“On clause 1(1)(a), we would expect the standard of proof to be virtually identical to that for criminal proceedings” ——[Official Report, Serious Crime Public Bill Committee, 26 June 2007; c. 19.]
Again, the caveat is entered: not identical, but “virtually identical”.
(alternatively, “virtually identical to beyond reasonable doubt” – what does that mean?!)
On Second Reading, the Minister for Security, Counter-Terrorism, Crime and Policing said:
“we expect that the standard of proof required in relation to the question of whether a person has been involved in serious crime will be the same as in criminal cases”—[ Official Report, 12 June 2007; Vol. 461, c. 664.]
However, that standard has not been put into the Bill; at present, according to the verbal guidance given by most Ministers, we are some way short of the criminal standard of proof.
We cannot trust Ministers’ assurances about how the Bill will operate. We must look at the wording of the legislation – that is what will be interpreted by the courts. As James Brokenshire (Hornchurch, Conservative) said,
it is important, for the sake of certainty and clarity, to avoid the need for case law, and for interpretation to make this relatively simple issue clear in the Bill by way of the amendments.
Or as John Gummer (Suffolk Coastal, Conservative) asked,
When the Minister said that the tests would be virtually the same, it raises an important question. If they are virtually the same, why can they not be the same?
And of course the Government, represented by Vernon Coaker (Gedling, Labour, Parliamentary Under-Secretary at the Home Office), declined to answer.
Yates of the Yard was today called to give evidence to the Public Administration Select Committee.
The Assistant Commissioner, who was dubbed “Yates of the Yard” during the inquiry, blamed the length of the inquiry on a lack of co-operation from a handful of those targeted by the inquiry.
“The Cabinet Office co-operated in full throughout, in my view,” Mr Yates told MPs. “Others did not. It is quite obvious to everybody who that was.”
Asked by MPs if he was referring to Downing Street, Mr Yates would not answer directly and said Number 10 comprised several different groups of people, including officials, advisers and political figures.

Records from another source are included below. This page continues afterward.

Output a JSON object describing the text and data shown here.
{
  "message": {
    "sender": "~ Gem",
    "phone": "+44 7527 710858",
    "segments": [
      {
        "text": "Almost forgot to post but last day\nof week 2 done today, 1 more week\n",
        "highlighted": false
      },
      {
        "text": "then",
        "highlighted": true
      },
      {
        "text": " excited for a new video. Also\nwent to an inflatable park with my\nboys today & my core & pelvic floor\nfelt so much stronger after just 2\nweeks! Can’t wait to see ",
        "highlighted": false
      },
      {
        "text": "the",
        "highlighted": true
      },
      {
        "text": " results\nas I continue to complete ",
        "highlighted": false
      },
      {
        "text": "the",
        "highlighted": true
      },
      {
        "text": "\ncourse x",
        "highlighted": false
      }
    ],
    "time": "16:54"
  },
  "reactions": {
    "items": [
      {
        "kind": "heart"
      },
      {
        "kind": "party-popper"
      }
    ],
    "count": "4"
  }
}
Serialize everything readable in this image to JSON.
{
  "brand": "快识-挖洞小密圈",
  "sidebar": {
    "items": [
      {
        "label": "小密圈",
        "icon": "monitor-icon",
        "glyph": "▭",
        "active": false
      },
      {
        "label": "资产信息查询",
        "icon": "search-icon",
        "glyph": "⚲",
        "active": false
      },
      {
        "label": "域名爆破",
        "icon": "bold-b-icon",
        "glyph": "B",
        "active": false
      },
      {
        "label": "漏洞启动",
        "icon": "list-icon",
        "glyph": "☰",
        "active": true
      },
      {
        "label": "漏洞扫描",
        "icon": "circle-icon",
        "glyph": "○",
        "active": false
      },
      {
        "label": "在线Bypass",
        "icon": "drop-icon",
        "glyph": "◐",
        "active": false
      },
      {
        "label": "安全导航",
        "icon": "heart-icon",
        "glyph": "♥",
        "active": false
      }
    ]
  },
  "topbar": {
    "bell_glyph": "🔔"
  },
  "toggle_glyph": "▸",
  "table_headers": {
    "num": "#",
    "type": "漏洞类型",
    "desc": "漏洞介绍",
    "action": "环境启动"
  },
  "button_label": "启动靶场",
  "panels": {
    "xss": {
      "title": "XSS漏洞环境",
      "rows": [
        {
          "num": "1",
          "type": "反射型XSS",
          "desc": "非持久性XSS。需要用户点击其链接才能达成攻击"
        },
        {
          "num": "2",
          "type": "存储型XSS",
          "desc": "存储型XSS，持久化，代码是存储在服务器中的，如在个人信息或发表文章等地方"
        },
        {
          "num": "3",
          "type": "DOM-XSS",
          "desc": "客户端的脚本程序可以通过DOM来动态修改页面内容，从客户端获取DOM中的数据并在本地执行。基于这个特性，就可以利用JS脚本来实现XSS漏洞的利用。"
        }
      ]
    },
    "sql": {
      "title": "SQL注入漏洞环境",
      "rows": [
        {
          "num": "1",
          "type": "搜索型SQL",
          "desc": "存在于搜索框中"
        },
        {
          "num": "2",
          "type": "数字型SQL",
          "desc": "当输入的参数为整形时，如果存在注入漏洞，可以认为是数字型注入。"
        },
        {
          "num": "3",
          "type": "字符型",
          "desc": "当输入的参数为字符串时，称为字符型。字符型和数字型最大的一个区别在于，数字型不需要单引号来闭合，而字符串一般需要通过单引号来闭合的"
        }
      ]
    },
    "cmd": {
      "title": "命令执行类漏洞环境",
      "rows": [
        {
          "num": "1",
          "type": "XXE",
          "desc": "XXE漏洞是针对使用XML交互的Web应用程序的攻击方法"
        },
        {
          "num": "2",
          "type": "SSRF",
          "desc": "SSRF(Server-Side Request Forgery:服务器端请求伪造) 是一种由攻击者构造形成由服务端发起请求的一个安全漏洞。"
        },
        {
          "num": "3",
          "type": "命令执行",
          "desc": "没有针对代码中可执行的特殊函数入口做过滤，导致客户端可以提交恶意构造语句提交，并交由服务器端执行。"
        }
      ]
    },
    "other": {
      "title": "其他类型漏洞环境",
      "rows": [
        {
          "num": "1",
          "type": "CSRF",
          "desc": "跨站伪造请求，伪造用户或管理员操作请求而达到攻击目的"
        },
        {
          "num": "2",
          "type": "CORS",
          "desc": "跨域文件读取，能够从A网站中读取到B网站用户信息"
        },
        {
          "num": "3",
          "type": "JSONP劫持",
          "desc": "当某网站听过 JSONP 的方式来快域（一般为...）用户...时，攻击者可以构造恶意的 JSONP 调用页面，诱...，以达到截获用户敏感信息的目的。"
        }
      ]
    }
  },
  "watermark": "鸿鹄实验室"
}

“I don’t think people deliberately misled us, but I do think in retrospect and with hindsight we were treated as a political problem, not a criminal problem,” he said. “They thought we would ask questions, get answers and simply go away. That is not how police work.”
See also BBC – key points.